Task to carry out:
Where does the string "flag" appear in the listing below? Copy every line where it does.

··· Data to examine ···

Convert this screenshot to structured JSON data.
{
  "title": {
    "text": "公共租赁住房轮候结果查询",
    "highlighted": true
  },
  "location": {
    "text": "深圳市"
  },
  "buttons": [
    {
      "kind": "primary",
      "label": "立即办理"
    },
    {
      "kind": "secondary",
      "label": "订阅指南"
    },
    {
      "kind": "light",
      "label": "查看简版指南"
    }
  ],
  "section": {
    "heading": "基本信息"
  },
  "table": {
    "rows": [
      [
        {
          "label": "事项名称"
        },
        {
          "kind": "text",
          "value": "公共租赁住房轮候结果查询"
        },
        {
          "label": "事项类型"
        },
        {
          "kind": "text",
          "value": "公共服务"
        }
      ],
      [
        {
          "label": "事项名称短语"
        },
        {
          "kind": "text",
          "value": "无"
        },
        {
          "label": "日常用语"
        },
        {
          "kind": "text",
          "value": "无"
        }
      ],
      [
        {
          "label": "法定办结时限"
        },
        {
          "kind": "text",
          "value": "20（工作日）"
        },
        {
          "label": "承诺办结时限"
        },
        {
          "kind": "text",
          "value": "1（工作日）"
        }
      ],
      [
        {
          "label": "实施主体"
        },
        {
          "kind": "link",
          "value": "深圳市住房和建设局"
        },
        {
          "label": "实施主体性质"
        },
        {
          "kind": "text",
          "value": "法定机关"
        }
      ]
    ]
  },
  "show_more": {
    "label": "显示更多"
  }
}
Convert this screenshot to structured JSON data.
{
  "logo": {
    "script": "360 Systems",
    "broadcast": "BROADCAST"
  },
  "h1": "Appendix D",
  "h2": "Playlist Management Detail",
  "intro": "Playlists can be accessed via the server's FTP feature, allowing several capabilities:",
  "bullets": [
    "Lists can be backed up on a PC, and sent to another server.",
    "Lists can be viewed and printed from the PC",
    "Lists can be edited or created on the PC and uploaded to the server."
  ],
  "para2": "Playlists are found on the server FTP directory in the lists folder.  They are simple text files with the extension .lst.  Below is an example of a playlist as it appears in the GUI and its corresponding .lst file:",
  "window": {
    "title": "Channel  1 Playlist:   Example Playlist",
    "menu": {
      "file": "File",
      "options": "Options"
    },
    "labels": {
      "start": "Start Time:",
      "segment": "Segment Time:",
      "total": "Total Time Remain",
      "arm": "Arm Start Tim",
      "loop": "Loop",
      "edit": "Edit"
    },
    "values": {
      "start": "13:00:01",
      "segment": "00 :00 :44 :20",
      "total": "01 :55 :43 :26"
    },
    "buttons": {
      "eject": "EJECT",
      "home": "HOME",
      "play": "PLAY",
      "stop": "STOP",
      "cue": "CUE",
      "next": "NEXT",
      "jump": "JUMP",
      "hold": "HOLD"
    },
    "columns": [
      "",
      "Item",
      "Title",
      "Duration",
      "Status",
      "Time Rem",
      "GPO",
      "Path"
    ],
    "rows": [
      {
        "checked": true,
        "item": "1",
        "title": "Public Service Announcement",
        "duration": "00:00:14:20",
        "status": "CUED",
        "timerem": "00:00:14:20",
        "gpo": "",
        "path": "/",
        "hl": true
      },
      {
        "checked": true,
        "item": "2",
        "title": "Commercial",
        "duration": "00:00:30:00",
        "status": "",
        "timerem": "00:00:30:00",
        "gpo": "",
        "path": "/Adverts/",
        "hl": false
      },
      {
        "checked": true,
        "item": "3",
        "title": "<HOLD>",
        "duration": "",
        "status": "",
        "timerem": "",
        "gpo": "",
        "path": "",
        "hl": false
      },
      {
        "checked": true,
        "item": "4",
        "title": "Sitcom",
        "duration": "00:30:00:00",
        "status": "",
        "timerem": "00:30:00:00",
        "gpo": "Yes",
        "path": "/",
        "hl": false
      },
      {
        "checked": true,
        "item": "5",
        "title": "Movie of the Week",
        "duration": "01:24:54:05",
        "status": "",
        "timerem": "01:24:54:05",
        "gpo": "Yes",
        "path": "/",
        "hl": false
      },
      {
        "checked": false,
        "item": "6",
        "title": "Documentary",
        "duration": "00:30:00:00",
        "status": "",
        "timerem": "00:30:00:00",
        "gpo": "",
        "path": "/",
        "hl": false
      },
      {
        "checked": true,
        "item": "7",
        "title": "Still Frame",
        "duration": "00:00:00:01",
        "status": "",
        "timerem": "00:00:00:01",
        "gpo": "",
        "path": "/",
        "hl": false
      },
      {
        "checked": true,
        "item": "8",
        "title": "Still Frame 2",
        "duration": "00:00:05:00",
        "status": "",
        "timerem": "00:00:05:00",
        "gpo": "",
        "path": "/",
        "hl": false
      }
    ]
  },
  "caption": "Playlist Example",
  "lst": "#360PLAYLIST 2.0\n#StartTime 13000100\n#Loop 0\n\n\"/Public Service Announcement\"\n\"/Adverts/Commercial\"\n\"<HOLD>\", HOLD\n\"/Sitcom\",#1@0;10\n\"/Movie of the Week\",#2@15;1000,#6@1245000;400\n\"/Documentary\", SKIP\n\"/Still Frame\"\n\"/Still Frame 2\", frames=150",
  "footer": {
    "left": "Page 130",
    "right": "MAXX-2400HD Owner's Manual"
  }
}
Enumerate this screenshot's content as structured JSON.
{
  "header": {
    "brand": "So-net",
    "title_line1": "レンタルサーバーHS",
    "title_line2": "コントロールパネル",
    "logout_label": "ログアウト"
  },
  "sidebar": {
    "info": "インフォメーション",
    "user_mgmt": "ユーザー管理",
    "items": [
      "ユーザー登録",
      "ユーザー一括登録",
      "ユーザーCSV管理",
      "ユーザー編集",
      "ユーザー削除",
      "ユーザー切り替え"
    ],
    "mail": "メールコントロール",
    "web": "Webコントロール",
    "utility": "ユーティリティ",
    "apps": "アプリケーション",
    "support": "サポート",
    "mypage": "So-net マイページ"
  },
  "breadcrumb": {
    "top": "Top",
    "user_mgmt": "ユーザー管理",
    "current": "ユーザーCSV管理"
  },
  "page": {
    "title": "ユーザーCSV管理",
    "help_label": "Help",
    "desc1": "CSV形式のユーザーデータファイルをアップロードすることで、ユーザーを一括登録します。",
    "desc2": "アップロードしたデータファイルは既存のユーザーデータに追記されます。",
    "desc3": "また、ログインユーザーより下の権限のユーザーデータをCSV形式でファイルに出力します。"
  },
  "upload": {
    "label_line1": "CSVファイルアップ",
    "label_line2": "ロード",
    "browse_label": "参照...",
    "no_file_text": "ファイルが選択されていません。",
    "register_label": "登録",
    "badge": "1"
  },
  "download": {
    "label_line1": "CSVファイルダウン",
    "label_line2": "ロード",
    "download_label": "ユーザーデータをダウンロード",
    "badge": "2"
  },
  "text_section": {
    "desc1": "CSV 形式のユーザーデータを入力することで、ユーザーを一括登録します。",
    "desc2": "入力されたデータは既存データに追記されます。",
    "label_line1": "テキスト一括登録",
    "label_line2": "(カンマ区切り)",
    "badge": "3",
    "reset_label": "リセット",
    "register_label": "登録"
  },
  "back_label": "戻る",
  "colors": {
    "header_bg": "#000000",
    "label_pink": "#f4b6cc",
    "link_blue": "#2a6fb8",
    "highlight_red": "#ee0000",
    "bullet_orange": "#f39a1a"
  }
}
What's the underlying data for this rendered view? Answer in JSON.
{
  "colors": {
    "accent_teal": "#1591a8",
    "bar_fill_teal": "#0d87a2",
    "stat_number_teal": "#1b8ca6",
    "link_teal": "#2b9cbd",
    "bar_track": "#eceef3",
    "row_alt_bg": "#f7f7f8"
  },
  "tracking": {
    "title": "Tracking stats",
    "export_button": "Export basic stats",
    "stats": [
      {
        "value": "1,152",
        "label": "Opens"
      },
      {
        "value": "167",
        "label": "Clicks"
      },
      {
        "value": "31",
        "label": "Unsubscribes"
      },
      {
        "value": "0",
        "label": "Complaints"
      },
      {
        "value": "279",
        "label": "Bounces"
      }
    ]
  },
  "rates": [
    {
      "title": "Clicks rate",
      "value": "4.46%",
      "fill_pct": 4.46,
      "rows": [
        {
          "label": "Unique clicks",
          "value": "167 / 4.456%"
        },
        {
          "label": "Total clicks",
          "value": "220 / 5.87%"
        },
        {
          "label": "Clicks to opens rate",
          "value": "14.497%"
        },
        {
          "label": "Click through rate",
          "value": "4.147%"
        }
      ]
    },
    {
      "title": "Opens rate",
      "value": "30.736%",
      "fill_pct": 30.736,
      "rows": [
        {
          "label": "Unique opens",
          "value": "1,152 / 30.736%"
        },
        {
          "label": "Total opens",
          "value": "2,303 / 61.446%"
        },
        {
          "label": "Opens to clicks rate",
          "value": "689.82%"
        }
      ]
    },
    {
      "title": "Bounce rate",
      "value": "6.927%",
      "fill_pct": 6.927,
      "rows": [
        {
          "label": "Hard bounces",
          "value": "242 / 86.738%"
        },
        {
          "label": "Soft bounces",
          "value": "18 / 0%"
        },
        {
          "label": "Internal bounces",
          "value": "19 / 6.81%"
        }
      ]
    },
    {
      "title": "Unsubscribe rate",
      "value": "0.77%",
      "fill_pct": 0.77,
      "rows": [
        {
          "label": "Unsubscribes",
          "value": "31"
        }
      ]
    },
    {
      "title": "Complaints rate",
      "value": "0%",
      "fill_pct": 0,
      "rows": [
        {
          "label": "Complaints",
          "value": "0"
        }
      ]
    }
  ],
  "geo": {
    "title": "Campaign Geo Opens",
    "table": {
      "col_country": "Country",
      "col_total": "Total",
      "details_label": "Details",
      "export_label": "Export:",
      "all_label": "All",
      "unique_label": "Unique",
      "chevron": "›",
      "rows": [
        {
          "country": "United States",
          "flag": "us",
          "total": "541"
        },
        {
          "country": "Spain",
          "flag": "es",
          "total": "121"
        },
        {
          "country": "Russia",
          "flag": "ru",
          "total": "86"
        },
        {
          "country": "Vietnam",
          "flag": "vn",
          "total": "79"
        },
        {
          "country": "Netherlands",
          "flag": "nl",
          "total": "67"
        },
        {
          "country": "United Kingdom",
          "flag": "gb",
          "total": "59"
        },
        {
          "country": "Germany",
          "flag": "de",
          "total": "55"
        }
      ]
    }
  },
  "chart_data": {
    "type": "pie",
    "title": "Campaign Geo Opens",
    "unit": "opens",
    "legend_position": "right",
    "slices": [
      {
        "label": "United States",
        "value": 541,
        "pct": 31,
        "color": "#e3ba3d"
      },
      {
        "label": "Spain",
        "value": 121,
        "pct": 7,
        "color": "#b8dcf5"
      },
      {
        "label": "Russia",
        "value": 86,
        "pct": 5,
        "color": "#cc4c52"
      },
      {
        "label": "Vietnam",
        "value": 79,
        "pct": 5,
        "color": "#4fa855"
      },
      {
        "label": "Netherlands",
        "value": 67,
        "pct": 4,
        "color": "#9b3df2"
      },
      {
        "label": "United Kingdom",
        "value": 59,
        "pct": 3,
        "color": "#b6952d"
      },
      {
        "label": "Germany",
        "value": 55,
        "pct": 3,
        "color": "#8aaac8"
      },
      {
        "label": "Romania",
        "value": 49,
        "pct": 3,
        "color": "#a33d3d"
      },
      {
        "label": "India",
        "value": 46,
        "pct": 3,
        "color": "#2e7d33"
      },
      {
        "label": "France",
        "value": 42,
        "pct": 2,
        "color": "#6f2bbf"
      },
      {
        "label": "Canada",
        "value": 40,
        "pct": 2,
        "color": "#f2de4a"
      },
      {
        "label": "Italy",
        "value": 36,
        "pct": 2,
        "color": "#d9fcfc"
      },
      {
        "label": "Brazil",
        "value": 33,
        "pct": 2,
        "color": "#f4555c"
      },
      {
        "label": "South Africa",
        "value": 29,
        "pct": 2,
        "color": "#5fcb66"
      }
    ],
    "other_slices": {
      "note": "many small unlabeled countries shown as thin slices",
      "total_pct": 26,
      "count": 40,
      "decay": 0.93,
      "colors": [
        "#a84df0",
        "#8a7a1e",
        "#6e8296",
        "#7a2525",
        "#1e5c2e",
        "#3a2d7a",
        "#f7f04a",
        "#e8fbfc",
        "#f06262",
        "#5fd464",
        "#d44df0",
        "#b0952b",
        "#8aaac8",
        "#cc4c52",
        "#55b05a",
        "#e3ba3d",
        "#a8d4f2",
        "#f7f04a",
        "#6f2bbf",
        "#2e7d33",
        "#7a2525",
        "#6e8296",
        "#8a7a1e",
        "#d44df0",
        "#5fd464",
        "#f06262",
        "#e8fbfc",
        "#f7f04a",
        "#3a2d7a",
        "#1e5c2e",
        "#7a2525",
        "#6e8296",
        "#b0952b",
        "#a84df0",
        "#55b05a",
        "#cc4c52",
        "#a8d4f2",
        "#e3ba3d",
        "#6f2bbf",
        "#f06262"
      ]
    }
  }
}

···

The answer:
          "flag": "us",
          "flag": "es",
          "flag": "ru",
          "flag": "vn",
          "flag": "nl",
          "flag": "gb",
          "flag": "de",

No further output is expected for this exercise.